* _Problem_: Each line below that contains "myFunction" should be counted. Give only the total.
------ Data to use ------
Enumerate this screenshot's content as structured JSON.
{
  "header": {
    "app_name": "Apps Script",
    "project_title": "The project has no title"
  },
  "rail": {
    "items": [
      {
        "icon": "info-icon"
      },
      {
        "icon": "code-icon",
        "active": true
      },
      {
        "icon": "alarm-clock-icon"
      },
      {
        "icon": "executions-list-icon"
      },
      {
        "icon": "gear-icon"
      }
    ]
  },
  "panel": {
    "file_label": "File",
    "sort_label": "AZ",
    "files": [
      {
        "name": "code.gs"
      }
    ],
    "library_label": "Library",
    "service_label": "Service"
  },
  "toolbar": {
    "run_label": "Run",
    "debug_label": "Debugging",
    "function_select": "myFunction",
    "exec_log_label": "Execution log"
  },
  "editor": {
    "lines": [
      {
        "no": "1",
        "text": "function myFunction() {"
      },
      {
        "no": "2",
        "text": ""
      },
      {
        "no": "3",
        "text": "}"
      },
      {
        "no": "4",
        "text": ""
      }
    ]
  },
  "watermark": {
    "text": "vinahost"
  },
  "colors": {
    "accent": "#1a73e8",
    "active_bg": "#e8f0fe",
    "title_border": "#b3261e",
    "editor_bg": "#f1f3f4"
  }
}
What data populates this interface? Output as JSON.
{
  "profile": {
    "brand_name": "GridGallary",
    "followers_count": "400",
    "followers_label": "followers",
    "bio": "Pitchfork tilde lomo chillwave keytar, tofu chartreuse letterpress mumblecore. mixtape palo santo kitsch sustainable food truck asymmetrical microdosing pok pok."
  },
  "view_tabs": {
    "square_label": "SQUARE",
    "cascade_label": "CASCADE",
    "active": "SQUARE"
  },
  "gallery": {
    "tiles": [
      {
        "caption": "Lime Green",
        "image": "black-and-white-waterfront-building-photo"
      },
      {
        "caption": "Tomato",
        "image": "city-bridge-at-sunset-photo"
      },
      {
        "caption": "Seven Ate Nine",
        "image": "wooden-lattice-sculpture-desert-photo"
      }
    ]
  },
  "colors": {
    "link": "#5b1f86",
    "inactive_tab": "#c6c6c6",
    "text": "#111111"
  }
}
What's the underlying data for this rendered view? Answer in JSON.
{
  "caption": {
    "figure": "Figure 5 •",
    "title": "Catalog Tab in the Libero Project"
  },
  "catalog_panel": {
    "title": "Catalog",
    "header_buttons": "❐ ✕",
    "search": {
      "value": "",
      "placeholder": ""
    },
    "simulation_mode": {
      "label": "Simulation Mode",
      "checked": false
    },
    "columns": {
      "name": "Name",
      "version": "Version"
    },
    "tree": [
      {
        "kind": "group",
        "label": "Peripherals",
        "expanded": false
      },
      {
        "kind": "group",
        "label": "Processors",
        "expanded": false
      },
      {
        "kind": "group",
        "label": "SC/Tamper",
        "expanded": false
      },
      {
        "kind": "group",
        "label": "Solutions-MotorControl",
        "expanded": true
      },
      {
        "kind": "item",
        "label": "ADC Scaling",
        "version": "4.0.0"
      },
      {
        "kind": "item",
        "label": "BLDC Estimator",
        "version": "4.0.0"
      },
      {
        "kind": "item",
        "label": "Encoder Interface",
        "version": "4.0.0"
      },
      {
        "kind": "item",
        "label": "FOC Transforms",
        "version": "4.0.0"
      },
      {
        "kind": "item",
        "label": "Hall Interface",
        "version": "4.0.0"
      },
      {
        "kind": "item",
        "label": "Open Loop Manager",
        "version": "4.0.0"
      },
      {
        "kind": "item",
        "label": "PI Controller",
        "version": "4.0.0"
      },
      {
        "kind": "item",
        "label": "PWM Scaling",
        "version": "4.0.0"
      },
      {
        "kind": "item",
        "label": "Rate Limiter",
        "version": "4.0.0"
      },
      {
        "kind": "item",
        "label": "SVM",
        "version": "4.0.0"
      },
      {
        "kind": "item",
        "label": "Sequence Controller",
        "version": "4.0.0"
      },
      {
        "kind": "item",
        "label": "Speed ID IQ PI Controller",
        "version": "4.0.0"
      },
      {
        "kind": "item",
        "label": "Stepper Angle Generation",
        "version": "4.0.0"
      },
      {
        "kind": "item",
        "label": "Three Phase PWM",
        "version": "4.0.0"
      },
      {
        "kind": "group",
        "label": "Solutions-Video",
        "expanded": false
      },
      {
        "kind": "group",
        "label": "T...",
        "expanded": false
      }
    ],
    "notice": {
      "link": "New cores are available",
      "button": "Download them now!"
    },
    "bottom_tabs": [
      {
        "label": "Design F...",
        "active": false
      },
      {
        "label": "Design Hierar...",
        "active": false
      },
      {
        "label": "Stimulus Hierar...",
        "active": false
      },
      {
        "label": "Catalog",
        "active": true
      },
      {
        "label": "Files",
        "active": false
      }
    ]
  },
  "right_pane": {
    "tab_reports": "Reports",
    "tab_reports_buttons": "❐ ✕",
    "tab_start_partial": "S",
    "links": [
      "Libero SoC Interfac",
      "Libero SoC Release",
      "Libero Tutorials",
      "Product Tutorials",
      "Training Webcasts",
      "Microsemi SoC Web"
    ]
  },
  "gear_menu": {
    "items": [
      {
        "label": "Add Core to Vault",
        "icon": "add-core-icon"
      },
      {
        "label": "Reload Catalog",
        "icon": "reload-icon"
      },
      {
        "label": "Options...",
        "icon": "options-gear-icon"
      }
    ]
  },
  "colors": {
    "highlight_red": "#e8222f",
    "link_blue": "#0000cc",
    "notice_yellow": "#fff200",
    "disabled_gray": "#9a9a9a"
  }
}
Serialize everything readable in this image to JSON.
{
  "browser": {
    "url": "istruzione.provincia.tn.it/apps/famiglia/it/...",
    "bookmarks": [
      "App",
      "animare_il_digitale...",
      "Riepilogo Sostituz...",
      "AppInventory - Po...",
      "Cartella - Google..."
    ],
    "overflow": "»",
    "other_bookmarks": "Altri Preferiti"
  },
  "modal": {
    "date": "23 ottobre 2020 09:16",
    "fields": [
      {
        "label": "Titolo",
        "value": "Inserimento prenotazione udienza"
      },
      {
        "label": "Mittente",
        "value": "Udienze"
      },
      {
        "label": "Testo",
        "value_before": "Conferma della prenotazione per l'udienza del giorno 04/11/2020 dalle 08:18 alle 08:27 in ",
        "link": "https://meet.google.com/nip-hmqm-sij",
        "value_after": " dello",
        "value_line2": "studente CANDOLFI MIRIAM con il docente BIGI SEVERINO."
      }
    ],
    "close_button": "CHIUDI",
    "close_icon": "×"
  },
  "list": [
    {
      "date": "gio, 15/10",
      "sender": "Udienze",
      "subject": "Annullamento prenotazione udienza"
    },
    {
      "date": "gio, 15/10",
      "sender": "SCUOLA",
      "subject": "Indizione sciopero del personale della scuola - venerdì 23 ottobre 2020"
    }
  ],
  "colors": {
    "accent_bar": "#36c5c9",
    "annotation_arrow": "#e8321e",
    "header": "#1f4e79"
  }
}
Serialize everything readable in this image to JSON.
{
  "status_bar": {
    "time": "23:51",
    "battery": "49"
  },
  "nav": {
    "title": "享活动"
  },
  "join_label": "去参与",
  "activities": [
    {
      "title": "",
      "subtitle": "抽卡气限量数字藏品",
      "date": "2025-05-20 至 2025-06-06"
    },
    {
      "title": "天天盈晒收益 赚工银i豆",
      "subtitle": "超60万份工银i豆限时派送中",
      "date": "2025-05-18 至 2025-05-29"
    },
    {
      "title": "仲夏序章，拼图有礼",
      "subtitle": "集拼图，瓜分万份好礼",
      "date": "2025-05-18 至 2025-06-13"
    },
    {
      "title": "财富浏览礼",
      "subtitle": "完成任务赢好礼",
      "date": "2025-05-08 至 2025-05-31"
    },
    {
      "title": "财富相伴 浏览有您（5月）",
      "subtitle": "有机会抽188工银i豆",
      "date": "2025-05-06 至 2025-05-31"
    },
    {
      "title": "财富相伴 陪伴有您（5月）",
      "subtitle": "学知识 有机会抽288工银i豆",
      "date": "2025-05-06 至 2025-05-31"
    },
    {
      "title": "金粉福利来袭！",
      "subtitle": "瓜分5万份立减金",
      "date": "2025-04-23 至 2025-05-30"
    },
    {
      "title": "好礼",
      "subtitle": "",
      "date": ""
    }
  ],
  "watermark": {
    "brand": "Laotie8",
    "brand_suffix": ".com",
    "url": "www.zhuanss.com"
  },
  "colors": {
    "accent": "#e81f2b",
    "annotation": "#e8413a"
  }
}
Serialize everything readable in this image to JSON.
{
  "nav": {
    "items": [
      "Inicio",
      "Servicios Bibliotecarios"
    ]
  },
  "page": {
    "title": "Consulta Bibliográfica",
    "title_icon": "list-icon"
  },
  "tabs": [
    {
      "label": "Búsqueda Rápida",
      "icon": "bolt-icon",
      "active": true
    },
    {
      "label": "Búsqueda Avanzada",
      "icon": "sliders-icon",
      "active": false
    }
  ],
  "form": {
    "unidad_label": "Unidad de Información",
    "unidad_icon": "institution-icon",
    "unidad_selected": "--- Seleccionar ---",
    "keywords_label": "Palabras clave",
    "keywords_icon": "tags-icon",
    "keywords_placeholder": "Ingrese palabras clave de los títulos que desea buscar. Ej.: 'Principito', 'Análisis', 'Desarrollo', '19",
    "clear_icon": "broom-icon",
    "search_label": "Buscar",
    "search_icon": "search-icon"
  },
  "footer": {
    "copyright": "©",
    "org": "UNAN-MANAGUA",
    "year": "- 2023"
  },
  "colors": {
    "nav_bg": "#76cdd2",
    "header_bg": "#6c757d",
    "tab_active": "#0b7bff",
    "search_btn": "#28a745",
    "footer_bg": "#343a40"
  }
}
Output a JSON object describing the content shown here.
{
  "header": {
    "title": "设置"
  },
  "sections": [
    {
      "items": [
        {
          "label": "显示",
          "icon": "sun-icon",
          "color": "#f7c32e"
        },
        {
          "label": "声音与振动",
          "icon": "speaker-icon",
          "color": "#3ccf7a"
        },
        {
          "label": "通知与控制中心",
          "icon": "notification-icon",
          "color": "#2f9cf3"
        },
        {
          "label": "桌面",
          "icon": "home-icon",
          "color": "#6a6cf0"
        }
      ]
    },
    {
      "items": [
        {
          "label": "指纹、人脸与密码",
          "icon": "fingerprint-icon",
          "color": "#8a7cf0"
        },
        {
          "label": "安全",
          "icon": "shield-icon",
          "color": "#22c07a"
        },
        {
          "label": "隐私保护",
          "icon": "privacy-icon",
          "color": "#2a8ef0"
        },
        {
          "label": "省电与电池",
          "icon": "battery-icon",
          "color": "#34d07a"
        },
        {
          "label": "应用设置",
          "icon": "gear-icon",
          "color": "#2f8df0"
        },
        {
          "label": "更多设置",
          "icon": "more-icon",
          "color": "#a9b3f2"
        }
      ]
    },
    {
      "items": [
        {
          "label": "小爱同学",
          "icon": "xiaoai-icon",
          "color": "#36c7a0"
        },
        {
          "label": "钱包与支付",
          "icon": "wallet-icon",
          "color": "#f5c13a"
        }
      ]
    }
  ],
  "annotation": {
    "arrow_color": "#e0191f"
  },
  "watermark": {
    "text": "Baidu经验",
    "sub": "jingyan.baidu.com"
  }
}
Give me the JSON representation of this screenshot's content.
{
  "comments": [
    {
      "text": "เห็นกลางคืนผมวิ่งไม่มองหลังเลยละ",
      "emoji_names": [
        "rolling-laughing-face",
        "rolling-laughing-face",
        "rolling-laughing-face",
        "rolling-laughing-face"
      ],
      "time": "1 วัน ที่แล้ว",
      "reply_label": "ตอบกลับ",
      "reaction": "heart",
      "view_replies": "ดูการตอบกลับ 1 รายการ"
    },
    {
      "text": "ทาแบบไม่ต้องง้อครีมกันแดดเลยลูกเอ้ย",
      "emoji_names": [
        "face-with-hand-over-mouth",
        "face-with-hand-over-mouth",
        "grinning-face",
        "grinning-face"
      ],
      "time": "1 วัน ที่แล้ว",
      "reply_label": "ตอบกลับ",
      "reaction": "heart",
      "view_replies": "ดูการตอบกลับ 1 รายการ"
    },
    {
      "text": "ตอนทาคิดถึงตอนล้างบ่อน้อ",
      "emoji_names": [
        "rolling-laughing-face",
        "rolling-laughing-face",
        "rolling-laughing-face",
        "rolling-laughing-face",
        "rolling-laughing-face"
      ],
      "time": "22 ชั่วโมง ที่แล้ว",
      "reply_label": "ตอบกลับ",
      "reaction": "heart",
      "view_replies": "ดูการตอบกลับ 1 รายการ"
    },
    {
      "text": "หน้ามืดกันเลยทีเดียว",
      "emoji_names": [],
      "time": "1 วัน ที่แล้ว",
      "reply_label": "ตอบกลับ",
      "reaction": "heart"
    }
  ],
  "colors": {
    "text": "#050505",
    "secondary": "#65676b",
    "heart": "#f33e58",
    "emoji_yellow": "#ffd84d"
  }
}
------
* _Exercise solution_: 2